Politics wasn’t the only issue dogging Simon and Graceland. While the South African musicians had been paid generously (triple the NY studio rate), some complained that they had not been properly credited. Chicano group Los Lobos accused Simon of stealing songs from them, while Phiri claimed co-songwriting credits on Crazy Love and Diamonds On The Soles Of Her Shoes – although he later said he had “no hard feelings” and recently joined Simon on his Graceland 25th anniversary tour.

Further criticism of Graceland was that Simon hadn’t written any anti-apartheid songs to add to the growing canon, which included: The Special AKA’s Free Nelson Mandela, Eddy Grant’s Gimme Hope Jo’anna and Stevie Wonder’s It’s Wrong (Apartheid). But Simon admitted, “I realised I’m not capable of telling a South African story, nor did I have the right to.” Despite this, Graceland and its 1987 world tour were far from apolitical, with Miriam Makeba’s Soweto Blues, Hugh Masekela’s Bring Him Back Home, and the entire line-up joining in on a rendition of then-unofficial national anthem Nkosi Sikelel’ iAfrika (Lord Bless Africa).

With South Africa off limits, Simon took the tour to Zimbabwe – but criticism still dogged him. Phineas Ndlovu wrote in Zimbabwe’s Herald newspaper ”Paul Simon stands like some explorer or missionary in 19th century Africa surrounded by a group of singing, tribally dressed Africans. The European is the center of attraction… the master.” However the event itself was harmonious – uniting white and black Zimbabweans with the 2,000-plus South Africans who had crossed the border.

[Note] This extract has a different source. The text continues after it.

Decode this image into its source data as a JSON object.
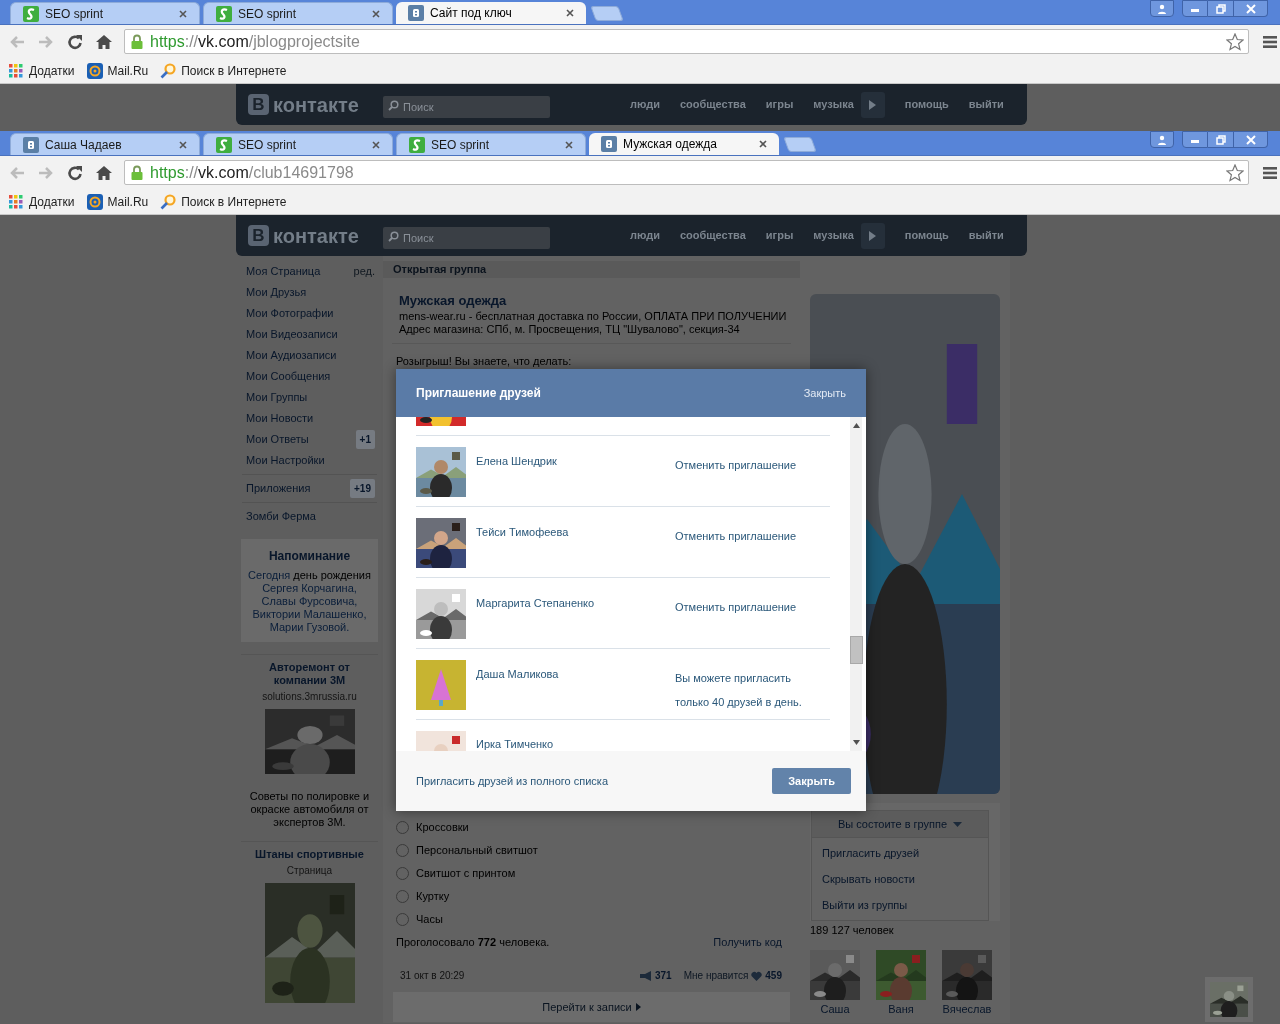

Apartheid’s death knell sounded in 1992 and Graceland finally came to South Africa, with concerts in Joburg, Port Elizabeth, Durban and Cape Town. The boycott over, the ANC gave their support and even held a reception for Simon. “It’s poetic that it finishes like this,” said Simon. “I can feel a sense of completion and move on”. His 2012 reunion tour – where he was joined by Hugh Masekela, Ladysmith Black Mambazo and, for the first time, Jimmy Cliff (who sang on pro-boycott song Sun City) – shows that while he may have moved
on, the power and legacy of Simon’s music remains.

African arts, culture + politics

Key player


(ARISE magazine, issue 16) Pianist Samuel Yirga is at the melodic heart of Ethiopian collective Dub Colossus. But left to his own devices, as he is on his brilliant debut long player Guzo, the 27 year old shows us his keyboard skill set stretches to classical, jazz and Latin too. “I took good experiences from the Dub Colossus tour and how audiences accept your experimental works,” he says.

Dub Colossus came about after producer and aid worker Dan Harper started a home studio in Ethiopia and called on local musicians to come and record. After Harper got in contact with him, producer Nick Page came to Addis and took recordings of the musicians back to the UK. “Three years later he rang five of us and he told
us he wanted to work with us,” remembers Yirga. “So we processed everything, went to the UK and made the first album with Dub Colossus. After that we started touring, and it’s been a great time for all of us”.

Despite now striking out on his own, Yirga has continued working with Page, who produced Guzo. “Nick opened my mind and really made me think broader,” he says. “He is an amazing guy, like a father or big brother.”
Ethio-jazz and its variants are popular in Addis Ababa, and when he’s not in his studio, producing or working on his R&B album, Yirga is playing in one of the city’s jazz bars: “Every Monday I play in Guramayle and on Wednesdays in a new bar called Jazz Amber”. Ethio-jazz is definitely unique though, he says: “There
are different styles in each group, for example I have a group Nubian Arc which plays Ethio-funk and jazz. Another group plays experimental Ethio-jazz and you can see the difference. It’s really bringing a change to the audience”.

On Guzo, Yirga enlists the varied talents of The Creole Choir of Cuba, British/Iraqi singer Mel Gara and Nigerian-British vocalist Nicolette. And he has a whole list of other artists he’d like to collaborate with, from established Ethiopian musicians such as singer, masenqo and krar player Alemayehu Fanta – “he’s amazing” – to acclaimed American jazz pianist Chick Corea, and Alicia Keys. Ms Keys are you listening?

Guzo [Real World Records] out now